Jeffrey Williams wrote:
I missed the point about starting with a view from day one. If the only reason for using the view is to allow for 'future' refactoring - then I would not recommend that approach. If your system is being refactored that often - to the point where you have to add, remove or rename columns - there are probably much deeper issues that need to be addressed.
No, definitely not refactoring often 🙂
Code base is 20 years old, some design decisions back then now need serious revamping. But if we do not have "Day One Views on All Tables" then I can't take advantage of that for Refactoring "when the time comes" and have to do it some other way (all the ways I have used are "hard", but maybe I will learn from this thread a better way. I'll pose the question at the bottom.)
Changing column order isn't something that should be done either - always add new columns using ALTER TABLE ADD COLUMN. In fact, you cannot change column order without recreating the table - and if you do that then it would be much easier to create a new table, migrate the data and recreate the view to use the new table.
If I add a column that would be ADD COLUMN and not Re-Create Table (assuming no changes that require Re-Create Table). But ... column order IS important to us from a defensive programming perspective. The columns in our tables follow a convention. For example, all tables start with Create/Update Date/Person, and then the PKey. There are a number of columns that we "sometimes use", such as IsActive, which are always "in the same place". If we just bolt them in the middle / end it increases the chance that someone, doing maintenance of the code later or many-years-later, overlooks them.
If I have to add one "common columns" later then it goes on the end, using ADD COLUMN, but that table is flagged for Re-Create at the earliest opportunity. But ... if all my access to the Table was via a VIEW then the column sequence of my VIEW could be changed willy-nilly ... so perhaps I wouldn't bother with the Re-Create at all.
One of our 3rd party vendors has a whole load of "admin" columns in their tables - the usual Who/When, and also a Transaction No that ties all multi-table changes together, and some others.

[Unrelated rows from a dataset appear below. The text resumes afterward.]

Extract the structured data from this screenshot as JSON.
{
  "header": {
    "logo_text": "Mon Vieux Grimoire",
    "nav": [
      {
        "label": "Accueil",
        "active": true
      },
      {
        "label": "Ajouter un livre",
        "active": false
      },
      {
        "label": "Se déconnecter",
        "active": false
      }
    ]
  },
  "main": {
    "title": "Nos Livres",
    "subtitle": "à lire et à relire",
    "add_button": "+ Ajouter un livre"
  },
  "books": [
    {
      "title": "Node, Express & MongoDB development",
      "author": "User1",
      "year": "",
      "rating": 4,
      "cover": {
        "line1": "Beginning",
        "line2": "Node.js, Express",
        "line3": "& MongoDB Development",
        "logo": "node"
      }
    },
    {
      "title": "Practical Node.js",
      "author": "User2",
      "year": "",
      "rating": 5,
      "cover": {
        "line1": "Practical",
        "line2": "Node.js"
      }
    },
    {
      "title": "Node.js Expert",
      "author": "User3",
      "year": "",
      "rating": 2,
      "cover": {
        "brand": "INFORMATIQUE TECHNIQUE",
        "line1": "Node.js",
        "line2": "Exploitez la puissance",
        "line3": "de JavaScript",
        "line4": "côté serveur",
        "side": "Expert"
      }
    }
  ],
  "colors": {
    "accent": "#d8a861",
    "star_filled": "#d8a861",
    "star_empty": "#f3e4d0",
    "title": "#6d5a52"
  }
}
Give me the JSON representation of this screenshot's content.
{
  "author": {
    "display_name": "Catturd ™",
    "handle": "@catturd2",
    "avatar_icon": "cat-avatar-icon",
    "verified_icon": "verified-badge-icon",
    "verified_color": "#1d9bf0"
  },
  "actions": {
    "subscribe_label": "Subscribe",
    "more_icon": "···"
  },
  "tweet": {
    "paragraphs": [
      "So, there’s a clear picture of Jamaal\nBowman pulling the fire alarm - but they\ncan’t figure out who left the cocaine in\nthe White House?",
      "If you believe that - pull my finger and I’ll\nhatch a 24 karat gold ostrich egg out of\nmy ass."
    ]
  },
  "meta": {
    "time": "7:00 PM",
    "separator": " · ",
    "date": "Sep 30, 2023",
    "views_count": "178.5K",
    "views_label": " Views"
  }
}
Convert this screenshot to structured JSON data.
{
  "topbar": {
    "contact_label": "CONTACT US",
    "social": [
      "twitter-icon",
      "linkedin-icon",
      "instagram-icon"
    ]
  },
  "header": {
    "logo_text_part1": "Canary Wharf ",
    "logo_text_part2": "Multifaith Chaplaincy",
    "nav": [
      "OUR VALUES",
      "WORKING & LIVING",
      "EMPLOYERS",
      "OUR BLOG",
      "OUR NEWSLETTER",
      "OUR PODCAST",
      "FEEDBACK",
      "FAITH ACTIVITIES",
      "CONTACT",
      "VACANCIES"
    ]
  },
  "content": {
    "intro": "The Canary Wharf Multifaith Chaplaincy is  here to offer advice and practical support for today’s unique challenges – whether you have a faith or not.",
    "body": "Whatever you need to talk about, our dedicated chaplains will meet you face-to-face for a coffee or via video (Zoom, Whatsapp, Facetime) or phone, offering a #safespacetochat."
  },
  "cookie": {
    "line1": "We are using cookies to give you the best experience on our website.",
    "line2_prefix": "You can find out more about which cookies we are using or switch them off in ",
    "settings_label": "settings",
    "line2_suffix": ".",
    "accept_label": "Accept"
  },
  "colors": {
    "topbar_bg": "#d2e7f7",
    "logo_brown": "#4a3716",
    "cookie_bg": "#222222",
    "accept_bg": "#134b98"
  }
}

They added them to the end of their tables (fair enough) and since then "other columns have been added later". They added those Admin Columns to the FRONT of their Audit Tables so no easy way to just do a SELECT * UNION when I want a quick "data history". We work hard to avoid those sorts of snags with our tables because they lead to bugs at worst, and "increased cost of working" at the least.
Jeff Moden wrote:
If, for example, you change the order of columns in a table, the view will actually display the wrong data for the columns that follow the change (from left to right on a previously unchanged table). If they're all the same datatype, it will be a "silent failure" that wreak havoc on your results.
I've come across that, thanks for the reminder
It makes no sense to have view on tables that will never change and most will not change. It reminds me of building C.R.U.D. for reference tables. It makes no sense even under the claim of "future proofing".
The CRUD tables are a good point ... but (although very rare) even there I have split one-into-two, and combined two-into-one
Except for having a shedload of views cluttering up your database and having to maintain both a table and a view every time you need to make an otherwise trivial change to a table, there's no real harm, I suppose.
I did a quick stock-take
SELECT [Count]=COUNT(*), type_desc
GROUP BY type_desc
ORDER BY type_desc
Compared to TABLES
Views = 1x
Sprocs = 6x
If I did added "View for every Table" that would raise Views to 2x ... I think the "number of objects" would be tolerable (but that doesn't make it a good idea of course ...).
My recommendation is that having a view per table is serious overkill even when it comes to security advantages and you should use an "overlying" view only when necessary.
The code base is 20 years old, there are some tables which really really need refactoring but we are not getting around to it "because it is hard / time consuming / hard to justify" - i.e. "too costly", but not doing it is pretty costly too of course .... If someone made a table yesterday and told me today they needed to refactor it "we would be having a conversation about that" 🙂 but when the need arises, the way we do it currently makes it seem like "blooming hard work" - in terms of fixing up existing code.
Perhaps instead of my proposed solution I should ask the good folk here how do you handle refactoring a table?
I'll try to think of some decent examples, perhaps you have better examples of where you have had to refactor in the past
Old Status Column 1, 2, 3, 4, ... now needing to be split into two Status Columns (Status and Sub-Status, or Two different status codes for slightly different business purposes)
Used a Natural Key as PKey (and FKey) assuming that data would be static ... later decided I needed an IDENTITIY and move the Natural Key to become a "non PKey modifiable field"
Started off with ID and then we had a company merger / multiple office sites / whatever and now I need a GUID (maybe not to replace the ID as PKey but at the very least "additional to it" to allow MERGE of database)
Had a Column called "Notes" in loads of tables and then decided that users freely editing them, and rewriting history!!, was a bad idea, plus would like consistent Person/Date/Text formatting, so moved ALL the Notes from ALL tables to a central (JOINed) NOTES table (e.g. Table/Person/Date/TextItem)
My aim is to make any future "refactor" of the table easier - by having the view be able, at any future point, to provide both legacy and New Column names (and if necessary the Legacy columns will be via Computed values)